11 12 Topic : Yacht Reviews
Against All Odds
A legend in his homeland, Russian solo-sailor Viktor Yazykov slipped into New Zealand largely unnoticed in May, having sailed solo and non-stop from Panama aboard his radical 33-foot yacht Daughter of the Wind.
Russia’s only yachtsman to compete – and complete – a solo round-the-world yacht race (Around Alone 98/99), Yazykov’s sailing achievements are many and include being the first Russian to sail solo around Cape Horn.
He was also a driving force behind the Soviet Union’s only entry in the former Whitbread Round the World Yacht Race, helping to build and later race the unique but under-funded and poorly engineered Fazisi in the 1989/90 campaign. His memories of Russia’s greatest ocean racing campaign still haunt him.
Despite finishing a credible sixth out of 22 yachts in the first leg to Uruguay – and 11th overall – the pressure of maintaining a resource-less campaign was too great for Fazisi project manager and co-skipper Alexei Grishenko who paid the ultimate price – his life. The now sixty-something Yazykov recalls the events leading up to his close friend’s death with great clarity.
“Alexei was depressed. Fazisi had many problems. When the yacht was measured for (the) race it was ruled unstable... and likely to capsize. The keel had to be replaced... the fuel tank cut out. Everything had to change.
“Alexei felt responsible and quit. He came back to (the) crew four days later and raced (the) first leg to Uruguay but he resigned again when the yacht arrived and was given a ticket back to Russia.”
But Grishenko never made it. The pressure that had been heaped upon him and his own sense of failure was too great: he hanged himself from a tree in a local forest. Yazykov says it was a crippling and very depressing blow for the crew.
“Alexei did nothing wrong. He did a great job to create Fazisi. The whole thing would not have happened without him. He spent himself to the last drop of his blood to the boat... to the project. And he paid a huge cost with his life. He was my good friend and my teacher in boatbuilding.
“The whole story about Alexei and about the Fazisi project is not complete. It is not over yet,” says Yazykov.
Little did he know it then, but Yazykov’s own involvement in the Whitbread race was also to be short-lived, ending abruptly at the conclusion of leg two in Freemantle, Australia, when he was dismissed from the yacht and returned to Russia. Skip Novak, the American skipper hired to bring a measure of control to the campaign, later wrote in his book Fazisi that the reasons for Yazykov’s “dispatch to the Russian salt mines” had never been made clear to him or the remaining team.
Yazykov wasn’t sent to the salt mines, but instead returned to his home in Sochi to complete a 29-foot timber sloop Laguna. He had started building it four years earlier and would later go on to sail to England with his wife to compete in his first solo transatlantic yacht race.

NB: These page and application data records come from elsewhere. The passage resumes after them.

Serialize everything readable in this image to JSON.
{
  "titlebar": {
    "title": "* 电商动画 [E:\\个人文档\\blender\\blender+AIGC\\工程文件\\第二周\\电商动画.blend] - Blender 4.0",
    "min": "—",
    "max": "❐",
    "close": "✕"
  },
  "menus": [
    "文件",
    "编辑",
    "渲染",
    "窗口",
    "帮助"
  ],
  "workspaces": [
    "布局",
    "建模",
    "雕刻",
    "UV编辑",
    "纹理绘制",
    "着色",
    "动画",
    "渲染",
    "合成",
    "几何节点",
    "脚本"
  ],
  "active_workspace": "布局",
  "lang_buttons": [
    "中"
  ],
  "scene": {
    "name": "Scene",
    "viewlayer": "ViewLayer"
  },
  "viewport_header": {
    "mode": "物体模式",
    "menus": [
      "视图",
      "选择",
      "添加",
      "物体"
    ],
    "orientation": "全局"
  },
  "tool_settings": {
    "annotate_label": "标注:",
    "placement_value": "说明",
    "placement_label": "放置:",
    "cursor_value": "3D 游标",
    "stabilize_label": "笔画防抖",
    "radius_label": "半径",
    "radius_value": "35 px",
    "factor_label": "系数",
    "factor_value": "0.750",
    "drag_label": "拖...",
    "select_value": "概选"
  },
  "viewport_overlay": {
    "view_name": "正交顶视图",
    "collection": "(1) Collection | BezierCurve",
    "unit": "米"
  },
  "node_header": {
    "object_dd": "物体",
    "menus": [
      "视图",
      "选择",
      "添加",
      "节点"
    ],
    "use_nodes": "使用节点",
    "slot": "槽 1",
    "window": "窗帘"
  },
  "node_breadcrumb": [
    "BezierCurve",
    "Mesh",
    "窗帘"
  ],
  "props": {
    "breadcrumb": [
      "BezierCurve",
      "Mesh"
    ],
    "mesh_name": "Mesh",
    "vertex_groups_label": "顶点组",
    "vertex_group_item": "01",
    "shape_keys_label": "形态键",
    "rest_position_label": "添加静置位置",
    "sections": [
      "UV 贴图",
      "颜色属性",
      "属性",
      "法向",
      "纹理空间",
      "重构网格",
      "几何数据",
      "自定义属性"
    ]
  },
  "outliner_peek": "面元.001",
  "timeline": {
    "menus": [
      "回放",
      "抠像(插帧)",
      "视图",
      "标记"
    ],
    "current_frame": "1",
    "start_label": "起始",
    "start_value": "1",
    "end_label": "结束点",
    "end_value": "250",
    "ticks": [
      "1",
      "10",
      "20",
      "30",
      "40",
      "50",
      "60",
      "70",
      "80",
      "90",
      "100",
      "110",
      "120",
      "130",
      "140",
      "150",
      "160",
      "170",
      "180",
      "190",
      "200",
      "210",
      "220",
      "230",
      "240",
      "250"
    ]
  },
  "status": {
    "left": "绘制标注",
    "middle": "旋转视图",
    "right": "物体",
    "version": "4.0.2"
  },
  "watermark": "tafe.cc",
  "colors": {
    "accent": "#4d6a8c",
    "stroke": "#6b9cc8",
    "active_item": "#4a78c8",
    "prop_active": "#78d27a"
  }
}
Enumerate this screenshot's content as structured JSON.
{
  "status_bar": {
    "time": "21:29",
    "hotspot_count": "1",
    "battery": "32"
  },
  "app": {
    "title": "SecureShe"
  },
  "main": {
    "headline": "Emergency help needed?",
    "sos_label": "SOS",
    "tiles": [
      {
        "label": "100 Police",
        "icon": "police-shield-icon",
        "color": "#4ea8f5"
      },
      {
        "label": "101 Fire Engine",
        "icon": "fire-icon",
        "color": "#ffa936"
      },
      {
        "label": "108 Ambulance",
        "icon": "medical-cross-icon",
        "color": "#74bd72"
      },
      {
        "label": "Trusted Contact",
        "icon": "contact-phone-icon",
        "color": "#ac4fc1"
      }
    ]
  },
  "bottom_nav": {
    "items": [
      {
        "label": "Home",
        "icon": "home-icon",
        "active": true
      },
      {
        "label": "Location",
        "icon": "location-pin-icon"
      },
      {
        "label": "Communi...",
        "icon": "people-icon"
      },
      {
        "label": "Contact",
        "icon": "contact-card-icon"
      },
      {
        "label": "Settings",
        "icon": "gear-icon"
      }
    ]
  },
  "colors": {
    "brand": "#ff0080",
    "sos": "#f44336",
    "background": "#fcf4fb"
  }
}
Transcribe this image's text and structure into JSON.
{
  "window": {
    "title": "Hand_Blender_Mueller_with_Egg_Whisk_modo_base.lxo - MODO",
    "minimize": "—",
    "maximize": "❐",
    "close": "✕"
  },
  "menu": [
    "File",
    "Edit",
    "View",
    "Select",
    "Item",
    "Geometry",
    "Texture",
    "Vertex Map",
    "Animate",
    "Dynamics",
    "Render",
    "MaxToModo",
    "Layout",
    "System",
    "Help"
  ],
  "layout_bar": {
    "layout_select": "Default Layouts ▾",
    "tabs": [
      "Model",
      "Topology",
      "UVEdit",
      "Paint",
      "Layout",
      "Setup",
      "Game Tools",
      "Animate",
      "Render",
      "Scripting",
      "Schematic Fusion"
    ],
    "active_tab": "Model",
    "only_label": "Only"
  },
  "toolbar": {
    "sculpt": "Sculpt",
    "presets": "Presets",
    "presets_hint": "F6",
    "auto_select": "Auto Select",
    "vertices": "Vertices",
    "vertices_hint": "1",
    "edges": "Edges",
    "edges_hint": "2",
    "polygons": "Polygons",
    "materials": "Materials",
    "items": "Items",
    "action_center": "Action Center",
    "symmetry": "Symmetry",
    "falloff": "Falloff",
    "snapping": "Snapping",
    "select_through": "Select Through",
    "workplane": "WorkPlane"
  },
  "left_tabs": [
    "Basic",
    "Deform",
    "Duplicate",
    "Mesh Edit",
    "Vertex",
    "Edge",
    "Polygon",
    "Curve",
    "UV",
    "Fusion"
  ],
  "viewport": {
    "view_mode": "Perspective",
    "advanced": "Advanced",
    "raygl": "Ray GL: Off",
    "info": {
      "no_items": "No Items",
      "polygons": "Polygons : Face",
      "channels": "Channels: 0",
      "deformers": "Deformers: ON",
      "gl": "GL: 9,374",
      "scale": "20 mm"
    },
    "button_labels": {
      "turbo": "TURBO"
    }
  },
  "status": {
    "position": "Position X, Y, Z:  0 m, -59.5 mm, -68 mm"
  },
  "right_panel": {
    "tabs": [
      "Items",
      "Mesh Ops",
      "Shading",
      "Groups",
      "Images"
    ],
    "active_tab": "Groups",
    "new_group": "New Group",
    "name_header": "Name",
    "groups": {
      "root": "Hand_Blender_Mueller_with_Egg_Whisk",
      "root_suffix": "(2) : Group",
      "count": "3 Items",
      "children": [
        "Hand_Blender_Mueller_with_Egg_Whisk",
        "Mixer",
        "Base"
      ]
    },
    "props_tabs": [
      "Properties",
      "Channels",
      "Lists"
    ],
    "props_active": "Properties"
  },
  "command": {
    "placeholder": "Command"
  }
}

Yazykov’s arrival in New Zealand clicks over 35,000 miles sailed in a yacht that he designed and built in Russia, to prove unique design features that he wants to introduce into a small one-design offshore race yacht to be built in New Zealand.
Ultimately, Yazykov wants to establish an offshore sailing and boatbuilding school through which students will build and race their yachts offshore. It’s an ambitious plan, but Yazykov has support from unlikely sources, both here and in Russia.
Ambition is something Yazykov has in spades and this is reflected in his remarkable life, set against the backdrop of growing up behind the Iron Curtain in a country with no history and little interest in offshore yacht racing.
Born in the city of Sochi on the Black Sea, Yazykov’s early childhood was spent mucking about with his two younger brothers on their father’s small wooden fishing dinghy. It wasn’t until Yazykov was 12 that he saw his first sail flying from the deck of a Sochi fishing trawler. He says watching that sail fill to the wind was captivating and flicked a light on within that has burned brightly ever since.
“For me it was the beginning of a life-long passion. I knew then that I had to sail; to learn to harness the wind,” he says.
But with few yachts in Sochi the young Yazykovs’ improvised, fashioning a wooden mast for their dad’s dinghy from which they would fly towels as their sails.
“It was slow... yes. We paddled a lot with our hands, but I began to understand sailing.”
It was Yazykov’s discovery of Joshua’s Slocum’s self-published 1900 biography Sailing Alone Around the World that he says captured his imagination and cemented his decision to one day follow in Slocum’s wake.
The drowning of his father and uncle in a fishing accident several days before his 14th birthday brought Yazykov’s childhood to a shattering halt. As the eldest son of three, it was, he says, his duty to support his mother and brothers. He took a job at a Sochi shipyard training to build small wooden boats.
Their father’s death had a profound impact on the Yazykov brothers and they committed to honour his life by building a yacht and sailing the world. Yazykov’s role was to learn boatbuilding, while his youngest brother would study naval architecture. The middle brother would train in business and accounting and seek out sponsorship for the materials and funding required.